February 4, 2020 - May 10, 2020
This exhibition of hand-carved folk art is a nostalgic slice of Americana– depicting the circus' main attractions parading down Madison Wisconsin's Main Street, along with behind-the-scenes dioramas of circus life, as experienced by LeRoy during the 1930s, when he was a clown with the Cole Brother's Circus.
The Traveling Circus
In the early 1870s, as the railroad extended across the United States, circus entrepreneur James Bailey recognized that the expansion of track would open a whole new market for his business. Knowing PT Barnum had recently lost his New York circus theater due to fire, Bailey approached him with the idea partnering to create a traveling show. Working together, they struck a deal with the railroad crews to sell excursion tickets including circus admission– ensuring audiences across the eastern United States. Their circus grew as the railroad expanded, launching the big top traveling circus familiar today.
Bold publicity was the key to drumming up an audience. Couriers went ahead of each performance to post large colorful posters and exaggerated newspaper advertising. For rural Americans, whose lives involved long laborious days and simple pleasures, the sights, sounds and thrill of the circus was a spectacle not to be missed. However, Barnum and Bailey recognized that to attract a larger audience, they would need to ensure the experience was viewed as family friendly. To that end they hired security and added a menagerie tent of exotic animals, offering an educational experience for those leery of the reputation of the circus. The marketing paid off, and folks traveled in droves by train, wagon, and on foot. Everyone wanted to see the daring young men on the flying trapeze!
When the train finally rolled into town and the cars were unloaded, young and old alike gathered at first light along main street to watch the miles-long parade of ladies on horseback, elephants, zebra, tigers, and wagons of clowns and acrobats– leading the way to the circus grounds behind a cacophonous brass band. It was a thrilling spectacle and true feast for the senses. The flamboyant appeal of the traveling circus attracted young outsiders and adventurous members of America’s rural communities – one can easily understand why young people like Jean LeRoy and his brother Charles would run away with the circus!
Born in 1910, Jean LeRoy began carving when he was seven years old under the tutelage of his older brother Charles.
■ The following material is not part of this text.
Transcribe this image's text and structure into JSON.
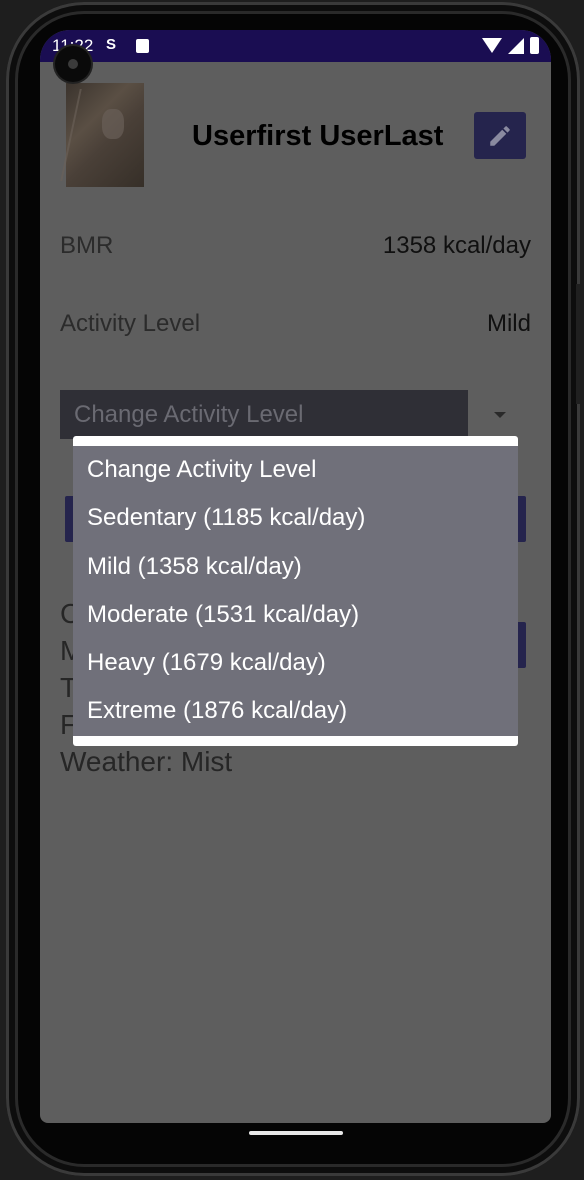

Upon his return from World War II, this childhood hobby gradually became a profession. Prior to the war, Jean and his brother Charles ran away with the Cole Brothers Circus, joining hundreds of performers, workers and animals, who crossed the country by rail presenting three ring circus shows. Fueled by his love of the circus life, Jean developed his skill as a carver and model builder, producing an accurate and finely-detailed miniature circus brought to life with lights, music and moving characters.
In 1964, while working for the Detroit-based company Display and Exhibits, Jean’s carving talent won a commission to build Gardens of the World, a miniature display designed by Walt Disney Studios. By the 1970s, Jean was making a living as a miniature artisan, and he traveled around the Midwest delighting young and old alike with his miniature dioramas. It was during this time that the Circus World Museum commissioned Jean to create a diorama of the Ringling Brothers Circus to commemorate their 100th Anniversary. Two years of work culminated in eleven dioramas that toured the country and now reside in the Circus World Museum located in Baraboo, Wisconsin.
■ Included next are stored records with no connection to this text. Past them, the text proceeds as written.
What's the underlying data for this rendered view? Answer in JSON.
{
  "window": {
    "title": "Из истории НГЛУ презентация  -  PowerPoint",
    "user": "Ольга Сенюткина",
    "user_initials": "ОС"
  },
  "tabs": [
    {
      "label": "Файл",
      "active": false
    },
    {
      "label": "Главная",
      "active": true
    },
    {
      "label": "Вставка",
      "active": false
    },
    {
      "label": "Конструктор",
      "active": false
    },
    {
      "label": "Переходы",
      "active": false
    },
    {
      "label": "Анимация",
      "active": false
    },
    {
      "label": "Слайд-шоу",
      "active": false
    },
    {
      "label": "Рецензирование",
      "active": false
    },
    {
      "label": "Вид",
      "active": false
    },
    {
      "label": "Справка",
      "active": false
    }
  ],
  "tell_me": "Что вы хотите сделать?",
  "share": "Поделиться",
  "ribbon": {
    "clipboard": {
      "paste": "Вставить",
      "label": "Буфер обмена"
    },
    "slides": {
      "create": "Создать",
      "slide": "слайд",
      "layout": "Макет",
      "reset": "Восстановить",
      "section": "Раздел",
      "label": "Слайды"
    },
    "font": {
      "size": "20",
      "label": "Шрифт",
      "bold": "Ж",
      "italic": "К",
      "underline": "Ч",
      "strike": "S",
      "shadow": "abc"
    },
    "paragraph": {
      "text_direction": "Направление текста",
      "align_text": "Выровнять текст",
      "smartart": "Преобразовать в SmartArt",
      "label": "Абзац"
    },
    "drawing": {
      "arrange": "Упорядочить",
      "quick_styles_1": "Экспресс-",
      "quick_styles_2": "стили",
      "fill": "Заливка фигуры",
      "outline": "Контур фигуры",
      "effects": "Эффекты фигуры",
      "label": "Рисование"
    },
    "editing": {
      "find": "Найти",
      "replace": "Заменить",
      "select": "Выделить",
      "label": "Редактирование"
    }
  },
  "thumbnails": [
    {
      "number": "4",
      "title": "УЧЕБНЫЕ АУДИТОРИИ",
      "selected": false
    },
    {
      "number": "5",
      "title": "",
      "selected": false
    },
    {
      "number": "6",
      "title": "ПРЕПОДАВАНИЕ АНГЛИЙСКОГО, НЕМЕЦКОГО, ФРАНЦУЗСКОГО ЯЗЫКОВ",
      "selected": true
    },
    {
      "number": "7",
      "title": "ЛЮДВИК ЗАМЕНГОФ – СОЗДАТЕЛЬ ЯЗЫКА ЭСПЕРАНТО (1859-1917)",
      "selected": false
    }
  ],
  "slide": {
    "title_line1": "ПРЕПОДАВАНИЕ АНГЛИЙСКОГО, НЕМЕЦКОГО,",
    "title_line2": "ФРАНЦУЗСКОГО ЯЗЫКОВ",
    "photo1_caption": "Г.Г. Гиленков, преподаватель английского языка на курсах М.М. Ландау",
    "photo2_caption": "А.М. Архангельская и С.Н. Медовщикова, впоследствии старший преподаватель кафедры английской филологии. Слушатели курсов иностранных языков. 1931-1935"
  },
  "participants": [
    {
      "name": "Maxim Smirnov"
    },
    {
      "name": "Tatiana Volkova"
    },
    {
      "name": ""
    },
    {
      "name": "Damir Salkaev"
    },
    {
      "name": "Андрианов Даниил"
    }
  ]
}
Due to health reasons, Jean moved his family to Tucson, Arizona in 1978. He opened a museum at Trail Dust Town on the city’s eastside and continued to make miniature carvings until his premature death in 1981. Following his passing, Jean’s miniatures became a beloved exhibit at the Hidden Valley Inn Restaurant in northeast Tucson, featuring his Three Ring Circus, nineteen Indian Nations dioramas and Buzzard Creek Ghost Town. Serendipity played a role in the fate of the dioramas: they had all been removed from the restaurant just few years prior to the devastating fire which destroyed the building. Since then, Jean’s daughter Judy LeRoy-Siegling, who worked side-by-side with her father learning the art of miniature carving, has been lovingly restoring all her father’s miniatures. Her husband Fred Siegling helps maintain the mechanics that animate the pieces.
Our 2020 Exhibition Season is supported in part by Tucson Lifestyle Magazine. Tucson Lifestyle Magazine is Tucson's only glossy, monthly city magazine, targeting Southern Arizona’s affluent residents. With over 35 years of publishing experience, Tucson Lifestyle is committed to highlighting the people, places, cuisine, and attractions that make our city unique.